WORK INSTRUCTION - Below are some entries. Copy each line in them that holds "doodle".

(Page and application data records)
---

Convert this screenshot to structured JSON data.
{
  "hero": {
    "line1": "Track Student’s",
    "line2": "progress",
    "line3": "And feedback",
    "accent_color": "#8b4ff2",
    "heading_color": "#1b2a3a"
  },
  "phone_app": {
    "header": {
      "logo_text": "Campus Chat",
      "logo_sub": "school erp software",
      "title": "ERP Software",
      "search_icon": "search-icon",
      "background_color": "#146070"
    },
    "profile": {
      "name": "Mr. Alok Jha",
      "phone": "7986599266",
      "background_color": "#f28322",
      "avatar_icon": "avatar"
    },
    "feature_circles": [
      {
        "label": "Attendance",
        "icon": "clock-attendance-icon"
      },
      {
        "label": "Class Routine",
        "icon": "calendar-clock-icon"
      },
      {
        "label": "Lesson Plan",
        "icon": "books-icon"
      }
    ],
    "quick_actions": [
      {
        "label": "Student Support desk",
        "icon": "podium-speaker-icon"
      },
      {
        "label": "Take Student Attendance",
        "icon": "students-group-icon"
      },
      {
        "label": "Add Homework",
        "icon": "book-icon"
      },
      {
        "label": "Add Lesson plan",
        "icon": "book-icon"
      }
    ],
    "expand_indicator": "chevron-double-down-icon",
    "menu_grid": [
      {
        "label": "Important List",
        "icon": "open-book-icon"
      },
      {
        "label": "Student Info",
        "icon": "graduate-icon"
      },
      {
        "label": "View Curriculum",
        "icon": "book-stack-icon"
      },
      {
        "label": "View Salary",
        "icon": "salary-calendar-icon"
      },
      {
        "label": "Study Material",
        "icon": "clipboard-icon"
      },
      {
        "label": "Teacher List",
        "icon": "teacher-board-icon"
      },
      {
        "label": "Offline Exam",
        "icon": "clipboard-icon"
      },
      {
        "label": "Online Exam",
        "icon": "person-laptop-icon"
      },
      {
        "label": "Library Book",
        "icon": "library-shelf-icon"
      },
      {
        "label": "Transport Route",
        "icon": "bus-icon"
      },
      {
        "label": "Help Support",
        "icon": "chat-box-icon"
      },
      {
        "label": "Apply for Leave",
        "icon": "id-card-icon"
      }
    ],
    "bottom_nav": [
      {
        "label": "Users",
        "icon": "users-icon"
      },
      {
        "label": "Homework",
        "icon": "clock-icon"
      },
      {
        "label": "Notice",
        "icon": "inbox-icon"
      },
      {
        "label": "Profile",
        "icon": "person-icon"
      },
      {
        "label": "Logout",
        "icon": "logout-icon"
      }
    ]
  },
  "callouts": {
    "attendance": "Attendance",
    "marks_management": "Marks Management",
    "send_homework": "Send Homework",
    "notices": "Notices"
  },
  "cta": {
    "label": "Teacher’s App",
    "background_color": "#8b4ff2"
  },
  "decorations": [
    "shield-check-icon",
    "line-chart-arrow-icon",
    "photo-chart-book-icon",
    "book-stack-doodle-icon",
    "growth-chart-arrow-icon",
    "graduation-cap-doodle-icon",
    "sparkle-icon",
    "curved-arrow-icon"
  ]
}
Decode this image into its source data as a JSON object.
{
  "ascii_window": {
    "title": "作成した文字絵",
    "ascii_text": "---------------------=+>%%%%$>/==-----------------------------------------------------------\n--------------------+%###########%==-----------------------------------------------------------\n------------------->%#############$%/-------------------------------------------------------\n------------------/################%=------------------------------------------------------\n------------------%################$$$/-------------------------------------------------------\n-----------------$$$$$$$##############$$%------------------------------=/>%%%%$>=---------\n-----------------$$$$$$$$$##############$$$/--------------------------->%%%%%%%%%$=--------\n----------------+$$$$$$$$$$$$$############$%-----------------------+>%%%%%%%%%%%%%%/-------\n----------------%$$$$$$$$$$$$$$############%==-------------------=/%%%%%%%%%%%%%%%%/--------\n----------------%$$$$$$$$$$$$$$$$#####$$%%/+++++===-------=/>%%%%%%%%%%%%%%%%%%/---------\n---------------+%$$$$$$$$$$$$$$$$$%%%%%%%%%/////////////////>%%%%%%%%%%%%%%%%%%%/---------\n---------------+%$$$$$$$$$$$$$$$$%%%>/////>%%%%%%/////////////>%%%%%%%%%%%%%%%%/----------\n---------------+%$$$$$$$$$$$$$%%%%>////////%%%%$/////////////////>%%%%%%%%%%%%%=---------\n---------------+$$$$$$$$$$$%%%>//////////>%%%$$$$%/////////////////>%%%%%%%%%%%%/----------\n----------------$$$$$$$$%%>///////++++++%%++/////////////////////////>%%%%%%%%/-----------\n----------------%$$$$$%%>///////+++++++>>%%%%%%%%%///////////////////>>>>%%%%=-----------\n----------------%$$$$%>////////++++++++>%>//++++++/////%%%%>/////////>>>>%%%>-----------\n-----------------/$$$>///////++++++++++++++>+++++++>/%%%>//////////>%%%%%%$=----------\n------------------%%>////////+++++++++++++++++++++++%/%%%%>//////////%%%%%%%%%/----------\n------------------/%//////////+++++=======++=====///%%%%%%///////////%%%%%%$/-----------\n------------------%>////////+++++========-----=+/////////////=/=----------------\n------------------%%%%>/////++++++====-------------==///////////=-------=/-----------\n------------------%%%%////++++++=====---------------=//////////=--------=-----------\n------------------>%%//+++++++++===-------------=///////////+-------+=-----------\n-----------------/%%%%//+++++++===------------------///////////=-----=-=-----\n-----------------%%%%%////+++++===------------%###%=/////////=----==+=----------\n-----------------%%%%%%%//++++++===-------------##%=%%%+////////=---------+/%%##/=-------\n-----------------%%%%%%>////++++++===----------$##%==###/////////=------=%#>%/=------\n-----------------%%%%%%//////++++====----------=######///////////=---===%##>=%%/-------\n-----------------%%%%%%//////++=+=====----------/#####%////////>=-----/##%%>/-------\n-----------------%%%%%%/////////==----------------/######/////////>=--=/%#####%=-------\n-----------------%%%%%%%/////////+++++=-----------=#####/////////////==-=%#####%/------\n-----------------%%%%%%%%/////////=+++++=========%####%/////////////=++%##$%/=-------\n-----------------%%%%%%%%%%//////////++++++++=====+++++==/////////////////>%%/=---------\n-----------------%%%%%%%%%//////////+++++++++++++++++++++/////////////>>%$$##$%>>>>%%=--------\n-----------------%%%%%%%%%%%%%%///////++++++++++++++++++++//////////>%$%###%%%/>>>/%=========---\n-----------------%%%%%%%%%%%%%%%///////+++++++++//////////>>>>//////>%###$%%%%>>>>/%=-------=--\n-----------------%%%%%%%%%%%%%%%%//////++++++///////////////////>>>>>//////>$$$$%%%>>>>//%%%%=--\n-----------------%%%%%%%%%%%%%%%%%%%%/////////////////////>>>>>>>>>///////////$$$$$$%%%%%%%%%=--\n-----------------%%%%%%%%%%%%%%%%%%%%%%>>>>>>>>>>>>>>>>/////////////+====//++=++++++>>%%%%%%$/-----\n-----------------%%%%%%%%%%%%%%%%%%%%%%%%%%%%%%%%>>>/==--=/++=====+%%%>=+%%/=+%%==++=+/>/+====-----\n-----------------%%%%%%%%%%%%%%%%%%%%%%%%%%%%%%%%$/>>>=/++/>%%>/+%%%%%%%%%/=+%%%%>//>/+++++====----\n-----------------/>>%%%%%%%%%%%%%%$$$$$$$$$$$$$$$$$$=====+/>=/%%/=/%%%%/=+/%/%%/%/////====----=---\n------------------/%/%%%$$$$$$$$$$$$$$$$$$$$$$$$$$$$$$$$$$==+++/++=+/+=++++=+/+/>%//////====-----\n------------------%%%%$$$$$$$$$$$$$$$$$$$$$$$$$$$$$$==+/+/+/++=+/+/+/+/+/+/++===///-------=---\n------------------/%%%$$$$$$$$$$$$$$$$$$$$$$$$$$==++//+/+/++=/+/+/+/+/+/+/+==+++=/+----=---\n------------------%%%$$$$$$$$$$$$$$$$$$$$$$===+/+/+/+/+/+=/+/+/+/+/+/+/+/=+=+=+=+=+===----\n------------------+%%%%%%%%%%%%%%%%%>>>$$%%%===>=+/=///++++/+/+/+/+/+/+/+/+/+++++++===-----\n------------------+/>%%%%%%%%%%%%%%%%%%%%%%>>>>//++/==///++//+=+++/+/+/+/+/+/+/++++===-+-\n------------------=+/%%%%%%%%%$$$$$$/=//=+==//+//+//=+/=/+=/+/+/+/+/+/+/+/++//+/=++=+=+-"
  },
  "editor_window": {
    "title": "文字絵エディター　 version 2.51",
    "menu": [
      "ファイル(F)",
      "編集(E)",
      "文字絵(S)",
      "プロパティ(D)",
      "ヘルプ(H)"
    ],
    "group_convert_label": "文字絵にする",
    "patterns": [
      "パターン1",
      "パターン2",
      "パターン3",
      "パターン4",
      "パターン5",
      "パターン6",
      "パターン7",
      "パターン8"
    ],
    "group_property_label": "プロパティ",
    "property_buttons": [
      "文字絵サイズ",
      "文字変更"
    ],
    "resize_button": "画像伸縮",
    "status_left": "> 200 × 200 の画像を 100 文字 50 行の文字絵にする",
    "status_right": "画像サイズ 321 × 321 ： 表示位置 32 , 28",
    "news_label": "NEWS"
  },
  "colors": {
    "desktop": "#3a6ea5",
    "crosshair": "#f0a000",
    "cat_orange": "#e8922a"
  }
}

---

REPLY -
    "book-stack-doodle-icon",
    "graduation-cap-doodle-icon",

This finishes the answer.